- US Travel Association: Ironic name, given that they are violently opposing U.S. interests in support of the Middle East. US Travel is taking money from the United Arab Emirates – state-owned Emirates Airline and Etihad Airways are members of US Travel – to oppose Open Skies enforcement. That is a flagrant foul for an association that claims to represent the interests of the United States, and some have alleged that it may even be a violation of federal law.
- FedEx: FedEx doesn’t fly passengers, as it is a cargo airline. Enforcing Open Skies for passenger airlines would not impact their business. And as strong supporters of Open Skies enforcement in the past, their opposition now is hypocritical. It is painful to watch a company that has been so supportive of Open Skies enforcement in the past now flip and oppose enforcement for U.S. passenger carriers.

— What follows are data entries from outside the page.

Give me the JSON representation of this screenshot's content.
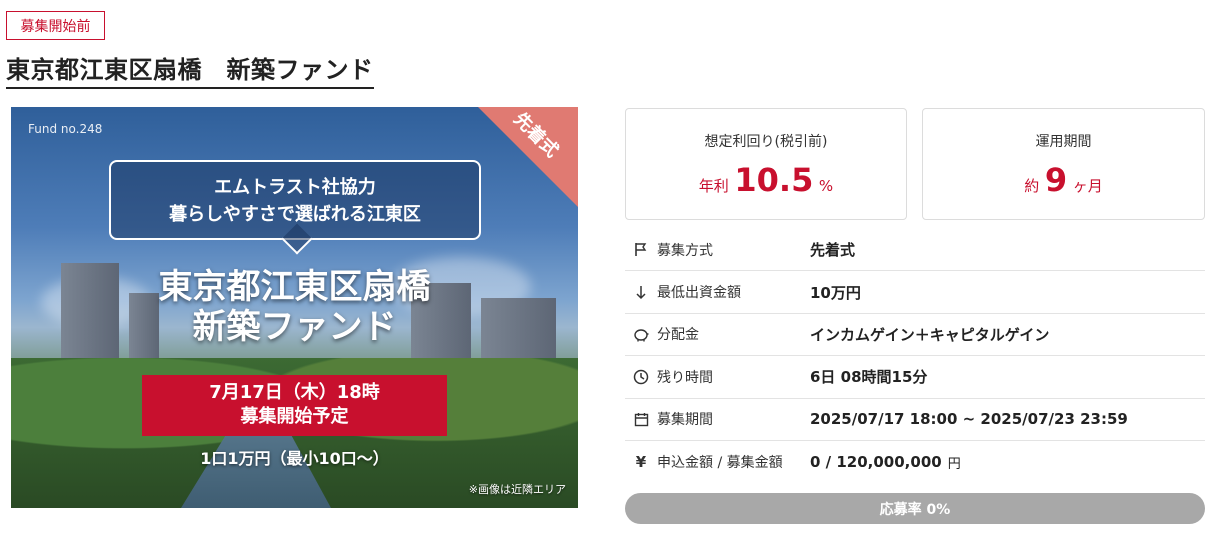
{
  "status_badge": "募集開始前",
  "page_title": "東京都江東区扇橋　新築ファンド",
  "hero": {
    "fund_no": "Fund no.248",
    "corner_tag": "先着式",
    "callout_line1": "エムトラスト社協力",
    "callout_line2": "暮らしやすさで選ばれる江東区",
    "title_line1": "東京都江東区扇橋",
    "title_line2": "新築ファンド",
    "date_line": "7月17日（木）18時",
    "start_line": "募集開始予定",
    "units_line": "1口1万円（最小10口〜）",
    "note": "※画像は近隣エリア"
  },
  "yield_card": {
    "label": "想定利回り(税引前)",
    "prefix": "年利",
    "value": "10.5",
    "suffix": "%"
  },
  "period_card": {
    "label": "運用期間",
    "prefix": "約",
    "value": "9",
    "suffix": "ヶ月"
  },
  "info_rows": [
    {
      "icon": "flag-icon",
      "label": "募集方式",
      "value": "先着式",
      "unit": ""
    },
    {
      "icon": "arrow-down-icon",
      "label": "最低出資金額",
      "value": "10万円",
      "unit": ""
    },
    {
      "icon": "piggy-bank-icon",
      "label": "分配金",
      "value": "インカムゲイン＋キャピタルゲイン",
      "unit": ""
    },
    {
      "icon": "clock-icon",
      "label": "残り時間",
      "value": "6日 08時間15分",
      "unit": ""
    },
    {
      "icon": "calendar-icon",
      "label": "募集期間",
      "value": "2025/07/17 18:00 ~ 2025/07/23 23:59",
      "unit": ""
    },
    {
      "icon": "yen-icon",
      "label": "申込金額 / 募集金額",
      "value": "0 / 120,000,000",
      "unit": "円"
    }
  ],
  "progress": {
    "label": "応募率 0%",
    "percent": 0
  },
  "colors": {
    "accent": "#c8102e",
    "progress_bg": "#a8a8a8"
  }
}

- Atlas Airlines: Atlas also does not fly passengers; it flies ACMI contracts for Emirates. Atlas Airlines is taking money from Emirates Airline, profiting off of the illegal subsidies Emirates receives from its government owners.
- JetBlue: JetBlue does not fly long haul international routes – i.e. the routes impacted by Open Skies Agreements with countries like Qatar and the UAE. You know what it does do? Sells U.S. government (GSA) tickets on Emirates planes. JetBlue is profiting from Emirates Airline predatory expansion.
- Alaska Airlines: Similar to JetBlue, Alaska also does not fly long haul international routes and is not directly impacted. JetBlue and Alaska both profit from an increased Gulf carrier presence in America through their codeshare agreements. But they are in essence trading their own opportunity for international expansion – thereby employing more Americans – for outsourcing to the Middle East carriers. JetBlue and Alaska’s profiting off of the Middle East airlines’ subsides does nothing for thousands of hard-working Americans impacted by massively subsidized international competition and ultimately harms their own employees growth potential.
- Business Travel Coalition (BTC, aka Kevin Mitchell): Fake News. And some have suggested in violation of federal law.
2018 is the year for action on Open Skies enforcement. The Trump Administration is strong on trade enforcement. Congress supports taking action. The opposition is dishonest and can’t be trusted. The time for enforcement is now. American aviation workers are depending on it.